**Exercise**
Filter these entries so that only lines with the word "cell" remain.

**Input records**

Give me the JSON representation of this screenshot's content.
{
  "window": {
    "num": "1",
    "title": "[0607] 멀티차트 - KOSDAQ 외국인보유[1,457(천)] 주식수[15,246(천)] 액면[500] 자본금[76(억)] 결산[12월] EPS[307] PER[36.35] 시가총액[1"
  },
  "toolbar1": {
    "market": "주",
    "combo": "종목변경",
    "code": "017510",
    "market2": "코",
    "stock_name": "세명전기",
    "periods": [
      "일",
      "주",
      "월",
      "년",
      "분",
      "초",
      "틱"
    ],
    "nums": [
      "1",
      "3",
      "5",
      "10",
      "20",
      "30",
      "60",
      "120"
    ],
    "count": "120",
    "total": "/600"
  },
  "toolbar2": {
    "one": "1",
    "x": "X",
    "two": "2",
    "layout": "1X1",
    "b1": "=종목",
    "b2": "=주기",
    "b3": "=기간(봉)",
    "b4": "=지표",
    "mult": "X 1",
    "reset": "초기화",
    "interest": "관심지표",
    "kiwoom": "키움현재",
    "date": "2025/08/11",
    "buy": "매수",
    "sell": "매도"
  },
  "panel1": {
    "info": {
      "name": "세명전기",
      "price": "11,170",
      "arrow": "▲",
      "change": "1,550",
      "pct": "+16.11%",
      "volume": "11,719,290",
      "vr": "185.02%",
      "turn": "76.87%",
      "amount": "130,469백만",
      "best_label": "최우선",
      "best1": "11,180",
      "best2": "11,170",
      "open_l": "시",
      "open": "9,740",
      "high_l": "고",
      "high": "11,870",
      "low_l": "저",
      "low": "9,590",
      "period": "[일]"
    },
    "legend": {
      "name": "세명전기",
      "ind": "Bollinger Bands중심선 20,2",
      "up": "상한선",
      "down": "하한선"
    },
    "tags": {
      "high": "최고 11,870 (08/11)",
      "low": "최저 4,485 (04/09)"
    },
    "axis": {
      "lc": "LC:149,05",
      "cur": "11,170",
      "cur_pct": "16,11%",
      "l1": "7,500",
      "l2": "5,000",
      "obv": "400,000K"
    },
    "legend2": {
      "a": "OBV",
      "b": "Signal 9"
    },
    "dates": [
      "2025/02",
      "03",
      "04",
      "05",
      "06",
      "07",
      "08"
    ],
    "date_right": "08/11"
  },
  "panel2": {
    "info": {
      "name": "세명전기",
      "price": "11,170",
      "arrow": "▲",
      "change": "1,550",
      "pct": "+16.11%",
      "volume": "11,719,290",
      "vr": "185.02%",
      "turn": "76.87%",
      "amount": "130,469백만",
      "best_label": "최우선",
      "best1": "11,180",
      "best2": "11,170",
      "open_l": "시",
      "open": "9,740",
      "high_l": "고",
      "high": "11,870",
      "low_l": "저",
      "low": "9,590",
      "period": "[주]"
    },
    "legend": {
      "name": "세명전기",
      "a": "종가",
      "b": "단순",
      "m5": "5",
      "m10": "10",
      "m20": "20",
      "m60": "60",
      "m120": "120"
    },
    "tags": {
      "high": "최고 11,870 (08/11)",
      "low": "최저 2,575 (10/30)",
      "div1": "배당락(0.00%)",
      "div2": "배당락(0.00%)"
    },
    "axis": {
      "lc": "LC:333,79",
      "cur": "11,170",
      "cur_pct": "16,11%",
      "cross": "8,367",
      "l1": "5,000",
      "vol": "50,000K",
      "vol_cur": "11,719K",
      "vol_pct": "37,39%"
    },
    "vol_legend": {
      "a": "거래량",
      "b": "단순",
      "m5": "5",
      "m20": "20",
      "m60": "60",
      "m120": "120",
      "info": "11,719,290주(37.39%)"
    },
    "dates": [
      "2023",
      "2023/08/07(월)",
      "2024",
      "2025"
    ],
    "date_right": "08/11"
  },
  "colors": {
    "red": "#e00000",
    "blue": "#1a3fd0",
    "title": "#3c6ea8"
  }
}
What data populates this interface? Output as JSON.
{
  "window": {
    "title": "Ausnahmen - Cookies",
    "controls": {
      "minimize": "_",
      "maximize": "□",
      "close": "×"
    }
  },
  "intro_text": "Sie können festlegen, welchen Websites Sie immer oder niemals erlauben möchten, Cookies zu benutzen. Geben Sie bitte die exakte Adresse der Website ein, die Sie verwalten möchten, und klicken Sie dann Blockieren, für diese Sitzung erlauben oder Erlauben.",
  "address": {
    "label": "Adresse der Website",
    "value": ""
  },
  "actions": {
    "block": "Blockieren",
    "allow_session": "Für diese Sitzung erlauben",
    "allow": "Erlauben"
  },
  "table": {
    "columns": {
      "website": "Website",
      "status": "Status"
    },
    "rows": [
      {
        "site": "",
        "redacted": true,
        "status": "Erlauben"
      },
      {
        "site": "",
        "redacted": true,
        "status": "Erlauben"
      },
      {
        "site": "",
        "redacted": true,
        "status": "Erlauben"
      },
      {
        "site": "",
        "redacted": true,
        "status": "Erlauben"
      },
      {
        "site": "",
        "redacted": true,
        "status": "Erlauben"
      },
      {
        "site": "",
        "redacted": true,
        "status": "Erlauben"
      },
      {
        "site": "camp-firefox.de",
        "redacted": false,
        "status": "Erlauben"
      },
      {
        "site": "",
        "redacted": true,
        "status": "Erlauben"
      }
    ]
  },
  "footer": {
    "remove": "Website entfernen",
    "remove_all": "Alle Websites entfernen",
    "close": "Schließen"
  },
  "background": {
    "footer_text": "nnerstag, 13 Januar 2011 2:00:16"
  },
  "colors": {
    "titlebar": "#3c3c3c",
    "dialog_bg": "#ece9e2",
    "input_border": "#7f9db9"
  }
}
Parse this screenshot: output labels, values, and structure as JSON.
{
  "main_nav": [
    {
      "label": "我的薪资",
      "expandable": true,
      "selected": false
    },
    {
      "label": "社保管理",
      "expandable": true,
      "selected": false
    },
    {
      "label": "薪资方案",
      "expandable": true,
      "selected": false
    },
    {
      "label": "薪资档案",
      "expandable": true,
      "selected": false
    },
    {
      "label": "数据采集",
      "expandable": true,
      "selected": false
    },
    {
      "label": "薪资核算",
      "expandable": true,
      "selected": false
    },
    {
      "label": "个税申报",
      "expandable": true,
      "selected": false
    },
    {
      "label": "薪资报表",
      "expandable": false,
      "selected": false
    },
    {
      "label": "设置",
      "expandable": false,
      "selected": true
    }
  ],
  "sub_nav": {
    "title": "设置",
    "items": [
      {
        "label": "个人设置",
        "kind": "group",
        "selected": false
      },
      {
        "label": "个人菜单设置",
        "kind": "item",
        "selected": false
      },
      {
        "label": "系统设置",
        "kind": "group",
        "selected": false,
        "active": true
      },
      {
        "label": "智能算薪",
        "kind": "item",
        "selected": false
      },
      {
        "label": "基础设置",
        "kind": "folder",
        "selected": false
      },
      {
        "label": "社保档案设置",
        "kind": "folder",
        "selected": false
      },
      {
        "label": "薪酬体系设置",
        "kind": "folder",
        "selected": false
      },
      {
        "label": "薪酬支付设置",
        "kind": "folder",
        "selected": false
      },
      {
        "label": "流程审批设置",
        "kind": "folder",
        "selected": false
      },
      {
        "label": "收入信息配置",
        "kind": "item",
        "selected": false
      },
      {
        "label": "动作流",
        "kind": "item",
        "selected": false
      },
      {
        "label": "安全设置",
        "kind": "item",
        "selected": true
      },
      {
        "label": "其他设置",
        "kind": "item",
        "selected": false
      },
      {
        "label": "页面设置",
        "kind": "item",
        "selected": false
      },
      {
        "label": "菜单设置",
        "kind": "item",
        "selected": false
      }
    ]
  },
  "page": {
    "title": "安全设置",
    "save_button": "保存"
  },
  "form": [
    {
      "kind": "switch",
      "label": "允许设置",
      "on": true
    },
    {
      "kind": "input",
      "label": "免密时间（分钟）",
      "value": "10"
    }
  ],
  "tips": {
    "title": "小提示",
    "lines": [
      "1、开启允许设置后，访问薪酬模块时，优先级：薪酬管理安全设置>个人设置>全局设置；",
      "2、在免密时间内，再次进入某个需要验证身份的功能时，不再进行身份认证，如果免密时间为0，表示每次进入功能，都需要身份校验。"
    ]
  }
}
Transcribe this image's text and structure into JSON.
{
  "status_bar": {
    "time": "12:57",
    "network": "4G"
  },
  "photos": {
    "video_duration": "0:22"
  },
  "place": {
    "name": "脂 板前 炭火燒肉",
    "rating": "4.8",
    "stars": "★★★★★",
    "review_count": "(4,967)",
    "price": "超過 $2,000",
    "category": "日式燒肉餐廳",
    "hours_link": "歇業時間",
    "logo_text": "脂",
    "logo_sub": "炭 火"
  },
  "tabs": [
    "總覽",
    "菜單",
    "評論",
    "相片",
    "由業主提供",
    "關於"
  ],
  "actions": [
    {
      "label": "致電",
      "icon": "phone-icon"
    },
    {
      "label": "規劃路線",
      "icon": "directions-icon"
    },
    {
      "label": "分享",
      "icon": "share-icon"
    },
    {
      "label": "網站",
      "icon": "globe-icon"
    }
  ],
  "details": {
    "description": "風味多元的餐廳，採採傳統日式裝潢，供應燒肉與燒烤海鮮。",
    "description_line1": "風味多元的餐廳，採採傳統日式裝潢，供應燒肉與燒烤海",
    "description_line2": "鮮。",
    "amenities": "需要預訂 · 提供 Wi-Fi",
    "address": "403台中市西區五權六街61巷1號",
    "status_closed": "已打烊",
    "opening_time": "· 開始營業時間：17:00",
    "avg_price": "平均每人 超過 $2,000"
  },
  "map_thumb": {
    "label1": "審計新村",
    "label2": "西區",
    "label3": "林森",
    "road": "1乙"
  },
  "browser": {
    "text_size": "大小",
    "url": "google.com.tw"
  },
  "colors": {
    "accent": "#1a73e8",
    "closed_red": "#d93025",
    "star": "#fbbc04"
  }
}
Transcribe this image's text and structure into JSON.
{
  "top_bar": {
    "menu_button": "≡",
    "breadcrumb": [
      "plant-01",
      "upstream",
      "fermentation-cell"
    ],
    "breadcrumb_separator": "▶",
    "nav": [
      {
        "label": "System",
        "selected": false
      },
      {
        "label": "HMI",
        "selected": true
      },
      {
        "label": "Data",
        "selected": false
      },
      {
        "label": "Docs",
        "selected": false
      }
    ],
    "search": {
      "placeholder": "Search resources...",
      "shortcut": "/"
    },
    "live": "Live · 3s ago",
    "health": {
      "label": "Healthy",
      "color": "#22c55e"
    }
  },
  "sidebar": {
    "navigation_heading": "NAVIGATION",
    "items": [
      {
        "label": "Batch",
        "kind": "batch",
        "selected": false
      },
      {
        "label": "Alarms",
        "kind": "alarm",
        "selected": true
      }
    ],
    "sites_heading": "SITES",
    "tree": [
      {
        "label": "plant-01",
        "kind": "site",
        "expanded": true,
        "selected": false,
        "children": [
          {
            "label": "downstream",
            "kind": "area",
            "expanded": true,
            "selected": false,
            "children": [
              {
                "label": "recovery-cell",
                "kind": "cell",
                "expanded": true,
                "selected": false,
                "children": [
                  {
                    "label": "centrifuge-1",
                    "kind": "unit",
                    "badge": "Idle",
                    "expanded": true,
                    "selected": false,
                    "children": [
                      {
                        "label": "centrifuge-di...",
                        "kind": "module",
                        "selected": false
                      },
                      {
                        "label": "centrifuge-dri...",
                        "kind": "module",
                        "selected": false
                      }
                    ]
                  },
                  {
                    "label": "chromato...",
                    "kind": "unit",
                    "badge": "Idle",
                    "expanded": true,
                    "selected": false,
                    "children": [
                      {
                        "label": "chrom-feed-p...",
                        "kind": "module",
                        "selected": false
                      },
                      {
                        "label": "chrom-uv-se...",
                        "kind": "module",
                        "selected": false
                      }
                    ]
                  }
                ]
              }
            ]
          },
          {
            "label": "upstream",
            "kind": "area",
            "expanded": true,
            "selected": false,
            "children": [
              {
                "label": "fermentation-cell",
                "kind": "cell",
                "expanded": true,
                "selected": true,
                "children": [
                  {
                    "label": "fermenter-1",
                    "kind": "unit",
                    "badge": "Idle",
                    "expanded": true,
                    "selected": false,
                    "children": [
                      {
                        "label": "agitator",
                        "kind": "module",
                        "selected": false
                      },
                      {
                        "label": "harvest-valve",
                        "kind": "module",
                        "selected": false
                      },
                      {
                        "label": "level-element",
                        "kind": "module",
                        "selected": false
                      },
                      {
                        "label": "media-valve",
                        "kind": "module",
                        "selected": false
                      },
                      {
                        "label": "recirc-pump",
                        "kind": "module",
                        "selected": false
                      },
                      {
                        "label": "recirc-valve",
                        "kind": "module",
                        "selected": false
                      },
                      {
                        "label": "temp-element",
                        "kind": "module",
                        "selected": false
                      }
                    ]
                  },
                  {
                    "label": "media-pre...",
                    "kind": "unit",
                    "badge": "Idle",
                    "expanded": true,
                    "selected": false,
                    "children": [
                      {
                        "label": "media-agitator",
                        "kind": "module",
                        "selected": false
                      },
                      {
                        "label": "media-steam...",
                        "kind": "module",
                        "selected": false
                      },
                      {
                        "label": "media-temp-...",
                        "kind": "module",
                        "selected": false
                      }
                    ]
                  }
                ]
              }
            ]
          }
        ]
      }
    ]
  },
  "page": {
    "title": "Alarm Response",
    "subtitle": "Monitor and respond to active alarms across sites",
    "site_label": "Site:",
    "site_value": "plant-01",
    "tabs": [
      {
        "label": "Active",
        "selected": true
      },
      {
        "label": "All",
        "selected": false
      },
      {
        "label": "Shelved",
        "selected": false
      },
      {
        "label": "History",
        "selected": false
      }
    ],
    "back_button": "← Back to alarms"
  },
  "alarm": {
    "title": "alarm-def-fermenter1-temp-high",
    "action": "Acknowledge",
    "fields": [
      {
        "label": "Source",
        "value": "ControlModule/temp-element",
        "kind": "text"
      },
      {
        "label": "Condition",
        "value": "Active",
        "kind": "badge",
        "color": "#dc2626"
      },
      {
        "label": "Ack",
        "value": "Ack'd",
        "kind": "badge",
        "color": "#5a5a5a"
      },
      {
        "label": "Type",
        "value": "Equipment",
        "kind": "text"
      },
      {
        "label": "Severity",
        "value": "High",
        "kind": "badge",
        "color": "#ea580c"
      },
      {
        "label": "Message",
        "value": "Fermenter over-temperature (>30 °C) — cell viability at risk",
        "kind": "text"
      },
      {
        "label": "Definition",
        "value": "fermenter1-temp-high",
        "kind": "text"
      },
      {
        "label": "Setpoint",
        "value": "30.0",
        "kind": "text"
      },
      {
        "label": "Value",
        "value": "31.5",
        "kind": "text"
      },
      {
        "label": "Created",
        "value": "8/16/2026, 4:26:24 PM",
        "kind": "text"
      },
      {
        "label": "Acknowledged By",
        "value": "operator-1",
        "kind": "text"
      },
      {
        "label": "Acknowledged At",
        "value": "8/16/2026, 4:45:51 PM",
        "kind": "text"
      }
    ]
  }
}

**Solution for this exercise**
      "fermentation-cell"
                "label": "recovery-cell",
                "kind": "cell",
                "label": "fermentation-cell",
                "kind": "cell",
        "value": "Fermenter over-temperature (>30 °C) — cell viability at risk",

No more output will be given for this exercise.